## [Task to carry out]
The expected answer is every line of the material that contains the word "number".

## [Data for this exercise]

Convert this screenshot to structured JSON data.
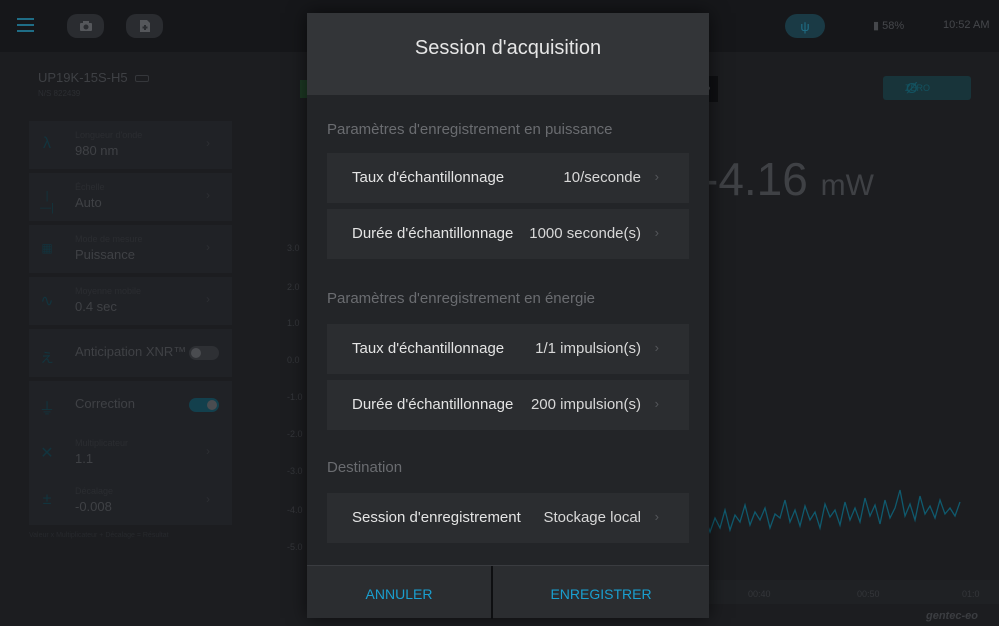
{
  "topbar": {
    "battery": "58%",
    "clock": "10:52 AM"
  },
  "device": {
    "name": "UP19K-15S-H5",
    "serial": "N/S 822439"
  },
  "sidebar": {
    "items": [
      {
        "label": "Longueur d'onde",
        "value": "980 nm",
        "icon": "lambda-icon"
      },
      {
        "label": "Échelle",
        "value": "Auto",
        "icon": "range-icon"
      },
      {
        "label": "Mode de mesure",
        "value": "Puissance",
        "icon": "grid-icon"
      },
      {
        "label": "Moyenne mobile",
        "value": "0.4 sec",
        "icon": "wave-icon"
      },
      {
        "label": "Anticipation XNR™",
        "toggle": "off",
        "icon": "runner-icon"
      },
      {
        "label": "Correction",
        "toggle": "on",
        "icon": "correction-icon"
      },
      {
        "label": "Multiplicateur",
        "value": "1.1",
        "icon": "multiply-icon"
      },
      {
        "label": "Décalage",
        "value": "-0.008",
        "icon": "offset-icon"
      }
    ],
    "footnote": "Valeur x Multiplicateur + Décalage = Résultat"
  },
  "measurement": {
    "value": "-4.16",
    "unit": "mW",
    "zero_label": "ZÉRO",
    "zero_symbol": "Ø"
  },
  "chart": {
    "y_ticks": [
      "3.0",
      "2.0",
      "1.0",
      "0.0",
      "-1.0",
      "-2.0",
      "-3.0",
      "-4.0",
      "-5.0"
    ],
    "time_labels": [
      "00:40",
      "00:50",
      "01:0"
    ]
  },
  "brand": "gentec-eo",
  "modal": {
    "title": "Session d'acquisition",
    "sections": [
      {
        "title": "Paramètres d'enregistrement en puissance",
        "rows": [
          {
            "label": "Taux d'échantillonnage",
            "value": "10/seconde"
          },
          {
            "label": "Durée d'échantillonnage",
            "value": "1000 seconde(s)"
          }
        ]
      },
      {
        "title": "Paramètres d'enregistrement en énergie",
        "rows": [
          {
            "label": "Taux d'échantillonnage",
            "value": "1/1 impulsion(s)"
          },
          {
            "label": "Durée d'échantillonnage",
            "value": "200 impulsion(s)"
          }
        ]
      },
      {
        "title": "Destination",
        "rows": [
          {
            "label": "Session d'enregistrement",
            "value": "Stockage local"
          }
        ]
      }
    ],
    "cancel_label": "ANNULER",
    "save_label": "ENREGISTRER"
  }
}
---
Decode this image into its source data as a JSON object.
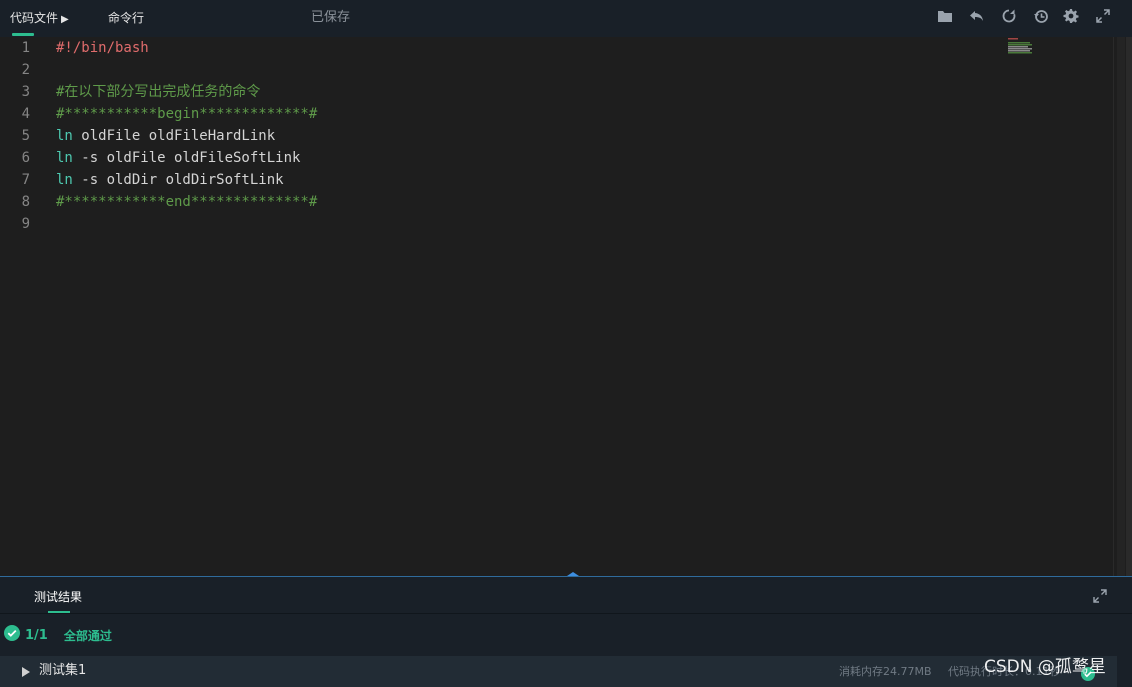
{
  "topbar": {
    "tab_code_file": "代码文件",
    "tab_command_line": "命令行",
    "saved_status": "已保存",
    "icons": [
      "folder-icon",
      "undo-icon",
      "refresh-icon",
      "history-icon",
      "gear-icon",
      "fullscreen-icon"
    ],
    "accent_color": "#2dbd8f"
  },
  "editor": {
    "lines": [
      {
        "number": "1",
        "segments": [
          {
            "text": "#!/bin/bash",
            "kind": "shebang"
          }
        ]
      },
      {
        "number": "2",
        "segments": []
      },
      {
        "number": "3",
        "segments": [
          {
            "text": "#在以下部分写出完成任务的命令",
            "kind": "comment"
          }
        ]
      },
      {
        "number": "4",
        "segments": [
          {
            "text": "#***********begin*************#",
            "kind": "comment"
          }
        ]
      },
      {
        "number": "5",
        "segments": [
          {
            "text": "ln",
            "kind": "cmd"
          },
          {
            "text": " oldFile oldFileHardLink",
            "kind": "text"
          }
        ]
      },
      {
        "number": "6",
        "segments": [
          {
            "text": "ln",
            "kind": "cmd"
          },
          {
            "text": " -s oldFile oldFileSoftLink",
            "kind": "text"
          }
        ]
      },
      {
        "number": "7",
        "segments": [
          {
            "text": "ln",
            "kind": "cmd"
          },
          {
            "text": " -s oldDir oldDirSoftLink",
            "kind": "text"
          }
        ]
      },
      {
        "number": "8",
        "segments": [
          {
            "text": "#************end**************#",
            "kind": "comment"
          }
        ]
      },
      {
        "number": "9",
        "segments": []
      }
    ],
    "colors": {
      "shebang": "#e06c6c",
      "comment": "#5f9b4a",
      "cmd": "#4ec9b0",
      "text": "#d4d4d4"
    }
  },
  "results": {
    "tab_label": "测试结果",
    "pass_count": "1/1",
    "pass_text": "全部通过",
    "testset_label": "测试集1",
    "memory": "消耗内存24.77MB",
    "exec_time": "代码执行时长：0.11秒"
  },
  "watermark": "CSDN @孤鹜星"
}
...
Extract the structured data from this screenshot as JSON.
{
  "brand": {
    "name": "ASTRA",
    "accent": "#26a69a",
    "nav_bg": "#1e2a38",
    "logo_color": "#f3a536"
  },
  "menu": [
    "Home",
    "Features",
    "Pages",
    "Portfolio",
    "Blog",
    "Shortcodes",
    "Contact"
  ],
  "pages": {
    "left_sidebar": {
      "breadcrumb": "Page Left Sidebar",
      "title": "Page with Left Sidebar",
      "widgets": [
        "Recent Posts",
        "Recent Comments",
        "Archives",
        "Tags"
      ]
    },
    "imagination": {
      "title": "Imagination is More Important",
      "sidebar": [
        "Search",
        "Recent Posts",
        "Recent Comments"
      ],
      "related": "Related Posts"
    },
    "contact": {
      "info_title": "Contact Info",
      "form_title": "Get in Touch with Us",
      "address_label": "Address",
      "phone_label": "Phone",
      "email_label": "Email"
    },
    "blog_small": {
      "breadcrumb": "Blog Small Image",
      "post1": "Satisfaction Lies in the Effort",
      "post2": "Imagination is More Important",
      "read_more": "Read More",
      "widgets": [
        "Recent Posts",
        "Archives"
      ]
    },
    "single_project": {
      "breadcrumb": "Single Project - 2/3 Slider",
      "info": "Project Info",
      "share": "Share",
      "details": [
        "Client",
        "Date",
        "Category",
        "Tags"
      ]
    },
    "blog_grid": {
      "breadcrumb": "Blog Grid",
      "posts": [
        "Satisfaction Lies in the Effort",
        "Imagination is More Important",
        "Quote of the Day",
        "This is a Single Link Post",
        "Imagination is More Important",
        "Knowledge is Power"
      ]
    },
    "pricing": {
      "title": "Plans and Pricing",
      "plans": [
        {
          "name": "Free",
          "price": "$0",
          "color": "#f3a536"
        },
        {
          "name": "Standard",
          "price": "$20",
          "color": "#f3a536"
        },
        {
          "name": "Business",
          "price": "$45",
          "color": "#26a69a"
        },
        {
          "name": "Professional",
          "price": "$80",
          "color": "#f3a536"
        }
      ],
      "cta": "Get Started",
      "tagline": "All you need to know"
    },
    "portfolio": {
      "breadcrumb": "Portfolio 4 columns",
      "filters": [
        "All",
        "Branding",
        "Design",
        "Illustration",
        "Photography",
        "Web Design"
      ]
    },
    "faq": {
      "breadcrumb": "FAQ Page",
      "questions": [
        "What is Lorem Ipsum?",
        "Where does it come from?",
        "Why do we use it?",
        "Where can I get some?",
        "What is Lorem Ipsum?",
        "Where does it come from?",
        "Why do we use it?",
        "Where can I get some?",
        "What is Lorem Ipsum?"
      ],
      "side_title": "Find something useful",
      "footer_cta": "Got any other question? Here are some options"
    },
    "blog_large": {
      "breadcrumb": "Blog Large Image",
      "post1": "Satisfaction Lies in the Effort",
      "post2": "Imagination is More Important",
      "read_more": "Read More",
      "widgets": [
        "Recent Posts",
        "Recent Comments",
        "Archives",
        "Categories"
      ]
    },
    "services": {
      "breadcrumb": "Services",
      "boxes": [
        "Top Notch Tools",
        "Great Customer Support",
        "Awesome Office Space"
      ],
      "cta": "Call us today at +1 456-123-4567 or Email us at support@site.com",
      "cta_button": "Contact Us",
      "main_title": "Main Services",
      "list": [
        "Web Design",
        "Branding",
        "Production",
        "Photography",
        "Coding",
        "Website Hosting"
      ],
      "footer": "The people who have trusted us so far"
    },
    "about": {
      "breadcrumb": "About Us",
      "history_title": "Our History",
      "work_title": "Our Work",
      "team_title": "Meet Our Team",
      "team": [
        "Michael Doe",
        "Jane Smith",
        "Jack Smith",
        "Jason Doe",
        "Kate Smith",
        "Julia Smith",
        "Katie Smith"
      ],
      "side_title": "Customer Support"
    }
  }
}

## [Expected output]
        "number": "1",
        "number": "2",
        "number": "3",
        "number": "4",
        "number": "5",
        "number": "6",
        "number": "7",
        "number": "8",
        "number": "9",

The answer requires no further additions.